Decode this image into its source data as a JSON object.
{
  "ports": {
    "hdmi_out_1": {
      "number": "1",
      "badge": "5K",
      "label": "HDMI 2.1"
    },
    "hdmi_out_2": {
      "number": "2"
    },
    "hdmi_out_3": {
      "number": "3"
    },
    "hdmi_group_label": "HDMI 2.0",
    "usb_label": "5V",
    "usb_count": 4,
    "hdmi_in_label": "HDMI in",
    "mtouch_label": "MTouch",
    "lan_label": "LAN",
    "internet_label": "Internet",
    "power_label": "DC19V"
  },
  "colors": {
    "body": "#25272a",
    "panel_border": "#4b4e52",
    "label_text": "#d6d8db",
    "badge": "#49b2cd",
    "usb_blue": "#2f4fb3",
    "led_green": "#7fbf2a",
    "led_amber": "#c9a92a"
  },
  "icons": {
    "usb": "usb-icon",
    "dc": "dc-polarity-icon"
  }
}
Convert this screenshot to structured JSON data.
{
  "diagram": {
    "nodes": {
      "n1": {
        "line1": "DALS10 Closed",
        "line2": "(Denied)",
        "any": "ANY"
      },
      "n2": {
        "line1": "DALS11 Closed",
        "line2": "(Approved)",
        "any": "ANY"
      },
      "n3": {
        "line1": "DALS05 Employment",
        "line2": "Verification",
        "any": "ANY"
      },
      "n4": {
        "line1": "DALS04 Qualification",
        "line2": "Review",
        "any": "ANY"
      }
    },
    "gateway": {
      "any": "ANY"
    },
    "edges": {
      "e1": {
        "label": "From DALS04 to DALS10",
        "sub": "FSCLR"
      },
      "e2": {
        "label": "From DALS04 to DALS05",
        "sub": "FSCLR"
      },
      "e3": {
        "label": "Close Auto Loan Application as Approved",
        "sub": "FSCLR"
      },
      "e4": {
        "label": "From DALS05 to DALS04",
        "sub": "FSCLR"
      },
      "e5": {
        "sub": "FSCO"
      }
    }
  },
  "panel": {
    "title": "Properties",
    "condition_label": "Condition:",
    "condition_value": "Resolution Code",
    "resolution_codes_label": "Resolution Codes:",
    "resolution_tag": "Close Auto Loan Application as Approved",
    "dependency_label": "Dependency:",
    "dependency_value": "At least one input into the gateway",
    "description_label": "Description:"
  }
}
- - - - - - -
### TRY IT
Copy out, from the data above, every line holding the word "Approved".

### WRITTEN SOLUTION
        "line2": "(Approved)",
        "label": "Close Auto Loan Application as Approved",
    "resolution_tag": "Close Auto Loan Application as Approved",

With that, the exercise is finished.